Articles

CBA Members

Aboriginal
Writes

CBA Aboriginal Law Section

CBA Aboriginal Law Section articles are published under the banner Aboriginal Writes. Members interested in posting articles are encouraged to send them to the Section Communications Committee.

Today
Today

Yellowknives Dene First Nation v. Canada: Cumulative impacts and aboriginal consultation

  • November 16, 2015
  • Cindy Kieu

Cindy Kieu of Shores Jardine LLP looks at the Federal Court of Appeal decision in Yellowknives Dene First Nation v. Canada, which she says is significant in demonstrating the reviewing court’s willingness to place the Crown’s duty to consult on the shoulders of administrative tribunals mandated to conduct environmental assessments.

Aboriginal Law

R v. Kokopenace: A missed opportunity

  • September 14, 2015
  • Cassandra Porter and Natai Shelsen

Cassandra Porter and Natai Shelsen of Sack Goldblatt Mitchell LLP in Toronto look at the Supreme Court of Canada decision in R v. Kokopenace, which they say represents a missed opportunity to address the alienation of Aboriginal Peoples from the criminal justice system.

Aboriginal Law

Signing of a new agreement between Québec government and Eeyou Istchee Cree Nation

  • September 14, 2015
  • Yvan Houle

IA longstanding dispute before the courts dealing with the Cree Nation’s challenge to the management of forestry activity’s in northern Quebec has been resolved with the signing of an agreement between the Québec government and the Eeyou Istchee Cree Nation. Yvan Houle of BLG provides details of the agreement along with some historical perspective.

Aboriginal Law

Sentencing and segregation

  • September 01, 2013
  • Elin Sigurdson and Erin Thomson

BobbyLee Worm, a First Nations woman from Saskatchewan, was 19 years old and a first time offender when she was sentenced to six years in prison for robbery. She spent more than three and a half years of her sentence in segregation.

Aboriginal Law

First nation pension governance and federal funding assistance

  • September 01, 2013
  • Ian McSweeney, Louise Greig and Jon Marin

All Canadian employers who provide occupational pension plans as part of overall employee compensation must adopt prudent pension governance practices.
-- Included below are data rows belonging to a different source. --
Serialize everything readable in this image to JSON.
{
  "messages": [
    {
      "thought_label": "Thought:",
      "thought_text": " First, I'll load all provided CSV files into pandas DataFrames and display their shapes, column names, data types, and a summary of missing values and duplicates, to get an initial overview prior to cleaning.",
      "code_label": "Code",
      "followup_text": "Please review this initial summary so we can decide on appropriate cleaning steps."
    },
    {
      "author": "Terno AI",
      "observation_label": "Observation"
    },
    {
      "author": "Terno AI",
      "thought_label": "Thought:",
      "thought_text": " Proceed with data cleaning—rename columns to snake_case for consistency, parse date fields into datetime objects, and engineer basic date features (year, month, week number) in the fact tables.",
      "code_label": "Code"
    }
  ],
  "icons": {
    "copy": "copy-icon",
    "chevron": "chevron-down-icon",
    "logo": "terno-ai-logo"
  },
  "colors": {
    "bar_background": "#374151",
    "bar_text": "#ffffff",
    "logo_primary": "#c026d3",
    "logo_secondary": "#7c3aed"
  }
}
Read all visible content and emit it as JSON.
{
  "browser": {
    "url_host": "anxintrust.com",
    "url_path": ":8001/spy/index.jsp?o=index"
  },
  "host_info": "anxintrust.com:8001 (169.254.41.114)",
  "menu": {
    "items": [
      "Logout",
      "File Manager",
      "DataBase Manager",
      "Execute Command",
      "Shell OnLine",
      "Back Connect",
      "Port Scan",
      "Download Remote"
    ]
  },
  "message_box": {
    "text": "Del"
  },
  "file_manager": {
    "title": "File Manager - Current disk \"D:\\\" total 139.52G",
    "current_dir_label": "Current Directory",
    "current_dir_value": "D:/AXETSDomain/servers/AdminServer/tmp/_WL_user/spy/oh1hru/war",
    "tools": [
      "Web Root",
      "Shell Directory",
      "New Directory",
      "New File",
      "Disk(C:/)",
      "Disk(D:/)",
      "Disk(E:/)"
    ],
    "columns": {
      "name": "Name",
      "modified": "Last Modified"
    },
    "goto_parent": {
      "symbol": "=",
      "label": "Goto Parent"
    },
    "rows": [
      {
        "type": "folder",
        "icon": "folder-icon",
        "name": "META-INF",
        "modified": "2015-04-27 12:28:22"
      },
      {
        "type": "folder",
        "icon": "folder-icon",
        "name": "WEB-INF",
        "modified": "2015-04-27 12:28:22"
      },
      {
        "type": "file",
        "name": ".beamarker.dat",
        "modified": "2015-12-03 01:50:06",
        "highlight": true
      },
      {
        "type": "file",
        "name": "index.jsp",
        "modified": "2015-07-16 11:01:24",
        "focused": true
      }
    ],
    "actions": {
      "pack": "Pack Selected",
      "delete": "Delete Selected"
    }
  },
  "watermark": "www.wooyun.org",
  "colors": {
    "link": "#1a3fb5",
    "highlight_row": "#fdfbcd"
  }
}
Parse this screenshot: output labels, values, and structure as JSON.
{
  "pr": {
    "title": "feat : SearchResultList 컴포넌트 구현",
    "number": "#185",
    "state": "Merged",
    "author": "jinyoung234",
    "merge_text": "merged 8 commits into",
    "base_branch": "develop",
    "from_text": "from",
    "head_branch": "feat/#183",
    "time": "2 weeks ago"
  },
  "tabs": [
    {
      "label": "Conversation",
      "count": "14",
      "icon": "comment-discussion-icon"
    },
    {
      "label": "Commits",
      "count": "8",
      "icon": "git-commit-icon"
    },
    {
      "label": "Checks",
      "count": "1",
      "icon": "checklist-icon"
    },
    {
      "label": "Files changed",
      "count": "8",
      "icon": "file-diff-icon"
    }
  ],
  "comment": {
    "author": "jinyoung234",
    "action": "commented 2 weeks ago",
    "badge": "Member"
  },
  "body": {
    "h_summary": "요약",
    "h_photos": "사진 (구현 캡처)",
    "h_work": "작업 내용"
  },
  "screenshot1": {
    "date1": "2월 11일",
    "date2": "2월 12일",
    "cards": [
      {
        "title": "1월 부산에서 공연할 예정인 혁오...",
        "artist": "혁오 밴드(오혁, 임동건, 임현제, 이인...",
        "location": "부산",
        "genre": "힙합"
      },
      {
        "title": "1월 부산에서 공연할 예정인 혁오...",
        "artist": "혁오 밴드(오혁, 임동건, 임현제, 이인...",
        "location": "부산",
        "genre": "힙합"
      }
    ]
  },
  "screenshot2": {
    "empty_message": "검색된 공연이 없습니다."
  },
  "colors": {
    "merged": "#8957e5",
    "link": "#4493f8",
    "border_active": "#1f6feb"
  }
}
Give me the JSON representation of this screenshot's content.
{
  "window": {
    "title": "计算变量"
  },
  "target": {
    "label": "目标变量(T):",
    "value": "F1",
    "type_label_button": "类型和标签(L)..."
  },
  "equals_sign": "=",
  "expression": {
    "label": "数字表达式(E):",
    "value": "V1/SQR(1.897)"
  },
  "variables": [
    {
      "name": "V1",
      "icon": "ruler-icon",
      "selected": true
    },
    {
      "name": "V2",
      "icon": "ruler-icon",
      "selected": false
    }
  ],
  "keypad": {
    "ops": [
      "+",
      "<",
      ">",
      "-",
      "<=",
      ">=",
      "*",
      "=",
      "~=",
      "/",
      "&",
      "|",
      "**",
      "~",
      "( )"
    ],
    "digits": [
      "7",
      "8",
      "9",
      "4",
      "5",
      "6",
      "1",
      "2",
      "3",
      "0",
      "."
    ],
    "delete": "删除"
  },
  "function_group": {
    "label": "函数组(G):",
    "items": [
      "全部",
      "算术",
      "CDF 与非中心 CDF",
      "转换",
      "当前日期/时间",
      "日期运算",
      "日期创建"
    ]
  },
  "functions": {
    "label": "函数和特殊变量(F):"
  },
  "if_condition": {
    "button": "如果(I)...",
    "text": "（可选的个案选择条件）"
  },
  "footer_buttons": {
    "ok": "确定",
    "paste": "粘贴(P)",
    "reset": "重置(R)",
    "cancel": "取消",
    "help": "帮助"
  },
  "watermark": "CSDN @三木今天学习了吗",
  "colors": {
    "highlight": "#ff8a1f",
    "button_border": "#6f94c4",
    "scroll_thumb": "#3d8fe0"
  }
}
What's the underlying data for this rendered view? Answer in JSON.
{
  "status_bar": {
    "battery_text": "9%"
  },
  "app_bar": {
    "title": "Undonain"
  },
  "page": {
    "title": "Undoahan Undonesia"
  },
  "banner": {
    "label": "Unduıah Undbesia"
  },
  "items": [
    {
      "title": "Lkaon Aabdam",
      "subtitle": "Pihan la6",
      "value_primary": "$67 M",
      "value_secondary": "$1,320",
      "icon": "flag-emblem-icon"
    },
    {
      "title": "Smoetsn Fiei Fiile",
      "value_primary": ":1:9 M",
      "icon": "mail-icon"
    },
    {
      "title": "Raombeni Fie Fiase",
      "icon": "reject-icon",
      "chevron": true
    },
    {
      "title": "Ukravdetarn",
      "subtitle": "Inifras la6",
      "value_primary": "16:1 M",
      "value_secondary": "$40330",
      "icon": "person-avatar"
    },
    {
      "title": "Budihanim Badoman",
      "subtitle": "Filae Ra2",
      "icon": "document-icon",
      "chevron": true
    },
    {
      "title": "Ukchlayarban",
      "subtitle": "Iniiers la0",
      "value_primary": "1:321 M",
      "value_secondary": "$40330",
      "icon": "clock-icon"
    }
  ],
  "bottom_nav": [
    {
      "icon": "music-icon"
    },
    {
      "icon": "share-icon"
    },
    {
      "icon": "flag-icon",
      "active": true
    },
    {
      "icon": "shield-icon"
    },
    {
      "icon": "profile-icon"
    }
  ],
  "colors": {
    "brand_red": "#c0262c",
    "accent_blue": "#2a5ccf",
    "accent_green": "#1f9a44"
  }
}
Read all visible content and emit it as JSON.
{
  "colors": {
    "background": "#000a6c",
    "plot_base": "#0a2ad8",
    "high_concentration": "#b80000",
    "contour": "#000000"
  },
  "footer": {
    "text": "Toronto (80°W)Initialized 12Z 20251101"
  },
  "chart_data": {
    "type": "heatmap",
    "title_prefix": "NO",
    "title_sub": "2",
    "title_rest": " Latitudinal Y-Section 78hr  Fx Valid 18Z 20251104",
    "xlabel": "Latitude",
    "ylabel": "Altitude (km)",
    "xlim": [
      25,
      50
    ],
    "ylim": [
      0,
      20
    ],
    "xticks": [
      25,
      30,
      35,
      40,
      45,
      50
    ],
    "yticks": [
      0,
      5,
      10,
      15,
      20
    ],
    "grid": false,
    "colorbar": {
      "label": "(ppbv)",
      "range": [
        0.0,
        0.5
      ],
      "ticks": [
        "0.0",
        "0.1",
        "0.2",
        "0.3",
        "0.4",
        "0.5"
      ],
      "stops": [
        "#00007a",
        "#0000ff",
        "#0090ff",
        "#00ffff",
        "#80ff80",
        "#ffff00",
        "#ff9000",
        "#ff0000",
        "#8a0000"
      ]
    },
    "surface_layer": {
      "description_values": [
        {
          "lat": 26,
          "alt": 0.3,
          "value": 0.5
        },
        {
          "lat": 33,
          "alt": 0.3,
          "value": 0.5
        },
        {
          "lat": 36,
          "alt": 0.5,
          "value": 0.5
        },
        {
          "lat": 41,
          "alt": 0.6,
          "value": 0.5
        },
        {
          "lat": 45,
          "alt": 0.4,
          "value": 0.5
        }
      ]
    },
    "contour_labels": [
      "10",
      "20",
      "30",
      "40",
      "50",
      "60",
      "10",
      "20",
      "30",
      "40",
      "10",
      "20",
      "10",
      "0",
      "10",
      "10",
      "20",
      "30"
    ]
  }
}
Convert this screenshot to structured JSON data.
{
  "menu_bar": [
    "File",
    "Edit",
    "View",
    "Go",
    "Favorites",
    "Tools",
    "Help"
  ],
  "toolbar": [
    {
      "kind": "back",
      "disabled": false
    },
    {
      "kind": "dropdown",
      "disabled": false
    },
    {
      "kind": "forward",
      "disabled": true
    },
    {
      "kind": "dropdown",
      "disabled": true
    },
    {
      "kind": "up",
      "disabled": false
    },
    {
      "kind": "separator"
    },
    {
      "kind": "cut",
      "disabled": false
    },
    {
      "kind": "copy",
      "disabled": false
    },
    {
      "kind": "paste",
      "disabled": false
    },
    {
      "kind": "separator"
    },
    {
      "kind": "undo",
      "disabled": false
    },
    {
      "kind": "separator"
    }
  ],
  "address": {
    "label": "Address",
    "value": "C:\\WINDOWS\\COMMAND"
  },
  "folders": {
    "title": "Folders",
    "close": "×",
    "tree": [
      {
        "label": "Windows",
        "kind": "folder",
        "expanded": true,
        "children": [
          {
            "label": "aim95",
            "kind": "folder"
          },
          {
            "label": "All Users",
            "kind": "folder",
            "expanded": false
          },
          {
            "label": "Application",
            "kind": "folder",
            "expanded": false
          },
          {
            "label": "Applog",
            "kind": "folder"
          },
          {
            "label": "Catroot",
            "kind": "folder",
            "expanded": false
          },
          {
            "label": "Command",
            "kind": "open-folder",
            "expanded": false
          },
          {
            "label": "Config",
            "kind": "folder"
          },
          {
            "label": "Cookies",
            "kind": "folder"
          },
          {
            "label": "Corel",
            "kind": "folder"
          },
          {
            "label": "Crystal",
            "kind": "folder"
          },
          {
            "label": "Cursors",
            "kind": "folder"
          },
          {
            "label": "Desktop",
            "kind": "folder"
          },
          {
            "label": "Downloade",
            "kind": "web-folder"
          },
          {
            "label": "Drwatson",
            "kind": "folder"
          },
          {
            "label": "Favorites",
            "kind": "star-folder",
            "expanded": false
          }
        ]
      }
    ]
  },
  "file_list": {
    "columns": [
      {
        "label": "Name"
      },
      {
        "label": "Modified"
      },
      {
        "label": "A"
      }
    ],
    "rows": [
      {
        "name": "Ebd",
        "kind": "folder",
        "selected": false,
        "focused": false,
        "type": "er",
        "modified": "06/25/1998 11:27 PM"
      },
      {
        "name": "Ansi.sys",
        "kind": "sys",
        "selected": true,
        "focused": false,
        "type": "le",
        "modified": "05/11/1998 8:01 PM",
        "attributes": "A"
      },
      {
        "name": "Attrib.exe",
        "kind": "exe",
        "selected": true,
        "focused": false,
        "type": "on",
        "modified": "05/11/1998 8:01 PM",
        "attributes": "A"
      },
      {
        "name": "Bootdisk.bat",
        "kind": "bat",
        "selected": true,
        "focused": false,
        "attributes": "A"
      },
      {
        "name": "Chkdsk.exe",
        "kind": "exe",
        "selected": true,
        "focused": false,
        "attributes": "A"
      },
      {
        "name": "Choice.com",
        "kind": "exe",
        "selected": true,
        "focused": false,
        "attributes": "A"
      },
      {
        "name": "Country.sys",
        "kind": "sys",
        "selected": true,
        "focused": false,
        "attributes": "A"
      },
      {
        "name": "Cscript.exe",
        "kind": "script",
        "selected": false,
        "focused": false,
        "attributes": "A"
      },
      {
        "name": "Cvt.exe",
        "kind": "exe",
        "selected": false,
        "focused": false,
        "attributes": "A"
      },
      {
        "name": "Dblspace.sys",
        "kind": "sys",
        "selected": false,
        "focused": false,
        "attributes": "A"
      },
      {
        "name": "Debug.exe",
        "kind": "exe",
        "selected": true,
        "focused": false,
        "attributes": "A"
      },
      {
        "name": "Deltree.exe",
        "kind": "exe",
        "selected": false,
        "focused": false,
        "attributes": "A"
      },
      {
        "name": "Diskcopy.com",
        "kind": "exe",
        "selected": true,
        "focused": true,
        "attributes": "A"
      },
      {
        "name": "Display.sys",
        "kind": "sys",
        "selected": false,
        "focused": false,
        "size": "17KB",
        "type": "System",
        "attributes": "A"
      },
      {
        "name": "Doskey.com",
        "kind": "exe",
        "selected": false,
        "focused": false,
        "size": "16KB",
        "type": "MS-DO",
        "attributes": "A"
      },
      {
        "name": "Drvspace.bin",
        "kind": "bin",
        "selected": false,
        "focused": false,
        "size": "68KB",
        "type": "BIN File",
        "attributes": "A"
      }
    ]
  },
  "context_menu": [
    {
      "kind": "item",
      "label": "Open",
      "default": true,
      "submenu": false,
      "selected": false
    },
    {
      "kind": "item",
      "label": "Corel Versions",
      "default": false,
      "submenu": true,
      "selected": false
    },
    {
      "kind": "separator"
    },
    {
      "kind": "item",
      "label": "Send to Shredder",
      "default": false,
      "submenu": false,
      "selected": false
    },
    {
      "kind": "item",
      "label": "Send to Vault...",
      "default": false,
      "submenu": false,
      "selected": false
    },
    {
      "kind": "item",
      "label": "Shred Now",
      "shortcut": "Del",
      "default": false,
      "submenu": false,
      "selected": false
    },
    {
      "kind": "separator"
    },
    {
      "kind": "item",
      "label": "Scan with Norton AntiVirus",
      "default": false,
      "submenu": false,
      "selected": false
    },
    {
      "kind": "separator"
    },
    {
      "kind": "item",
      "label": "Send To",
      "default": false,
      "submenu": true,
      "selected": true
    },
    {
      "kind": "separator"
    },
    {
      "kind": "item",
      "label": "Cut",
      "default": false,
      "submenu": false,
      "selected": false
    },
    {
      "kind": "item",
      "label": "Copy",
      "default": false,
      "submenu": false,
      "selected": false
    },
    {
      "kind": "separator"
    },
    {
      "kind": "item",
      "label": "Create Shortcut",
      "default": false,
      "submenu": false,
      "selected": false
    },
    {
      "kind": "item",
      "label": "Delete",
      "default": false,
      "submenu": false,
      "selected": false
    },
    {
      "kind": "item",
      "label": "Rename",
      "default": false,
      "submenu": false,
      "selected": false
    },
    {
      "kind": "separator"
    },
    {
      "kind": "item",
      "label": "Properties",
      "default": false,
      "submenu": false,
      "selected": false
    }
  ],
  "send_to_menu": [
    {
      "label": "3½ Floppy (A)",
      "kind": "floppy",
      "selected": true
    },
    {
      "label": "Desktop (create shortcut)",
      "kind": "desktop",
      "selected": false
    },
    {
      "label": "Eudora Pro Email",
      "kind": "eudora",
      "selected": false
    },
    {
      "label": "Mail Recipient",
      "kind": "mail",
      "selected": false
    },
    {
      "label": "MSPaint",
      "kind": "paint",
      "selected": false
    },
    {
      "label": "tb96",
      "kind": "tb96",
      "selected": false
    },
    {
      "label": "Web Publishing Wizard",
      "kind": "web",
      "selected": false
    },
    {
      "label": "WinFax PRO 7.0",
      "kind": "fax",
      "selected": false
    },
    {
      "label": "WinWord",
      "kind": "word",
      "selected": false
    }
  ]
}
For First Nation employers, band governance and pension plan governance go hand-in-hand.

Aboriginal Law